With due respect to Dr Johnson who said, “When a man is tired of London he is tired of life“, he was speaking before the chaos of modern life: Tube delays; pubs with pokie machines and football on the flat screen; young bankers with few lagers in them who think they are East End ‘ard men . . . It’s possible to be very tired of London. That said, no journey... > Read more

Roger Miller: England Swings

Elephant Polo in Thailand: Days of the Raj remembered (2006)

17 Jan 2011  |  5 min read

"The English invent the most stupid of sports," says John. He should know, he's English and we've been talking about cricket. We're sitting at the poolside bar in the sumptuous Anantara Resort and Spa near the coastal town of Hua Hin, three hours south of Bangkok. The reason for his outburst is the game we have spent this September day watching: elephant polo. At the Somdej... > Read more

Sydney, Australia: Family, friends and fine dining

9 Dec 2010  |  4 min read

Lucio pauses mid-stride as he passes my table and then – perhaps because he can recognise the colour and bouquet, or maybe he cheated and peaked at my order – says enthusiastically, “Ah, but you are drinking a wine from my region, Liguria”. He claps his hands gently then stares at me for a moment. What happens next is beyond cheating and peaking: “But... > Read more

Honolulu, Hawaii: Islamistan in Alohaland

1 Dec 2010  |  7 min read

At the end of her sometimes scandalous life, the American heiress and socialite Doris Duke was unlikely to go into that great goodnight without some attendant controversy -- and she didn’t disappoint. When she died in at age 80 in 1993 at one of her homes -- the so-called “Falcon’s Lair” in Beverly Hills which had belonged to Rudolph Valentino -- she left her billion... > Read more

Seoul, South Korea: Now and then Zen

29 Nov 2010  |  2 min read

Soo Bool Sunim smiles broadly and asks, “Can you see your own eyes?” This is not a question that has ever occurred to me, but now it becomes troubling as I turn it around in my head, looking for an angle into it, and wondering whether there is an answer at all.
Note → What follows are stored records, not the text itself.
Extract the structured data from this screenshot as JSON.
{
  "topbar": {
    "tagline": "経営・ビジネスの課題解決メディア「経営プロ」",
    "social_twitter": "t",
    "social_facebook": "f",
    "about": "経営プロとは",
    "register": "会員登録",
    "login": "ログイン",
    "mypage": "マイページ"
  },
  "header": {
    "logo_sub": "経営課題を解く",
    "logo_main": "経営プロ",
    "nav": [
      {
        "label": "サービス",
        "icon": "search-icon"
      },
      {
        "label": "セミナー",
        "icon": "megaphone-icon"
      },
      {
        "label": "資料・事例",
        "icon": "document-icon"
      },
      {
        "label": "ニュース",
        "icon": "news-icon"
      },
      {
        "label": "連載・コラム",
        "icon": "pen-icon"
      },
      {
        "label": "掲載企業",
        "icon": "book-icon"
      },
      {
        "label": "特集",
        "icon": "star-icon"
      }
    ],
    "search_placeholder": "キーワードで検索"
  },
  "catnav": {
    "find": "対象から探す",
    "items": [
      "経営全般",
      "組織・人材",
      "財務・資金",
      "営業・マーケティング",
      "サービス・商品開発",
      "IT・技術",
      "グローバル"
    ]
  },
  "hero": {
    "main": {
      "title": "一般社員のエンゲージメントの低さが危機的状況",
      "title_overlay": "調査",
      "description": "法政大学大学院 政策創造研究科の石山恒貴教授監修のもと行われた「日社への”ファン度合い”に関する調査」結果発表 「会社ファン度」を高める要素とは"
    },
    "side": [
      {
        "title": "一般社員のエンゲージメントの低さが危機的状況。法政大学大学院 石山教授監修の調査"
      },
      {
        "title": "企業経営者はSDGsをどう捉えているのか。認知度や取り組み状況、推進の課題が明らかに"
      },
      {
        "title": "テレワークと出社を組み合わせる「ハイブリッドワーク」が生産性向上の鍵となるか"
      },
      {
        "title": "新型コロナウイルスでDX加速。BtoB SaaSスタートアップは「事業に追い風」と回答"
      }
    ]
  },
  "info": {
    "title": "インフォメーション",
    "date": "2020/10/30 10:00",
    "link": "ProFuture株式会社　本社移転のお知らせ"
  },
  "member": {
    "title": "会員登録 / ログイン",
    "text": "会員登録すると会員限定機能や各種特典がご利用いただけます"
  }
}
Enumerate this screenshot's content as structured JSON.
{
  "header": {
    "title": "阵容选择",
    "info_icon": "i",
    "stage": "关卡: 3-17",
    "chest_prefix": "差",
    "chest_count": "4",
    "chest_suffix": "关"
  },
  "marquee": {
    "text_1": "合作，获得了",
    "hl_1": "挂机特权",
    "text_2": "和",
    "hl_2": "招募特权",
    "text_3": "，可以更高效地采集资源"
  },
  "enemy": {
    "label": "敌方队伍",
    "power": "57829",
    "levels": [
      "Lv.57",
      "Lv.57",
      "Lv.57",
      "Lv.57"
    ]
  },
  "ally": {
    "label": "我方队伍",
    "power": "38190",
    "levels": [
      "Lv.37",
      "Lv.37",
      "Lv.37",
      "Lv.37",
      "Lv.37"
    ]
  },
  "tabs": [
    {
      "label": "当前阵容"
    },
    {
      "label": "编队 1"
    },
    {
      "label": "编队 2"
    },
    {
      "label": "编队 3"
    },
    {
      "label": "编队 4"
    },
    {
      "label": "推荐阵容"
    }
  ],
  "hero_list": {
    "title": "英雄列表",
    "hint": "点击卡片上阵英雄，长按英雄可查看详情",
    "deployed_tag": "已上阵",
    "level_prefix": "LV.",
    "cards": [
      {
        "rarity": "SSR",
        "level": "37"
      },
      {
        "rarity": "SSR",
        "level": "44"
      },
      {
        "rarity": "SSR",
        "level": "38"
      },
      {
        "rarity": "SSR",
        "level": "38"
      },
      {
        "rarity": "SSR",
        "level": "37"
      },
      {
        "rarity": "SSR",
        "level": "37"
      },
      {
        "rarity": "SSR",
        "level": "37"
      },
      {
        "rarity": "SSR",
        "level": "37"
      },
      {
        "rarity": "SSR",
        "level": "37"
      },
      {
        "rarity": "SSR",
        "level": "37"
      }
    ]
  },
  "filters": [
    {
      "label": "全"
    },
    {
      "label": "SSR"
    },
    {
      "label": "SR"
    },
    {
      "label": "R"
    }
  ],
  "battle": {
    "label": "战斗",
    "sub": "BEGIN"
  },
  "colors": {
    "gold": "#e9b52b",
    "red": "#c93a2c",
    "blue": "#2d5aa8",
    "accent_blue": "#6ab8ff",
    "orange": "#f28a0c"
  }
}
Or even if that is really the question. This bewilderment is what Zen masters can do to decades of logic the... > Read more

Suva, Fiji: Resolving contradictions?

22 Nov 2010  |  5 min read

Give them credit, they were persistent. When the Reverend Thomas Baker, a Methodist minister, unintentionally insulted a chief on the Fijian island of Viti Levu in 1867, he and six of his Fijian followers were hacked to death and eaten. Baker has the dubious honour of being the only European Methodist to be dispatched in such a way. And the people didn't stop with him. The... > Read more

Samoa: The Biblical land

15 Nov 2010  |  2 min read

Samoa is hardly short of a church. To the casual eye it seems as if each village has its own Catholic, Mormon, Methodist, Assembly of God and whatever else building, many of them are quite breathtaking. And new ones are being built all the time. But high above Apia in Vaoala is the Shrine of the Three Hearts, an enormous, airy and very beautiful Catholic church with a commanding view... > Read more

The Samoan Surfriders: Lo'u Sei/Flower of My Heart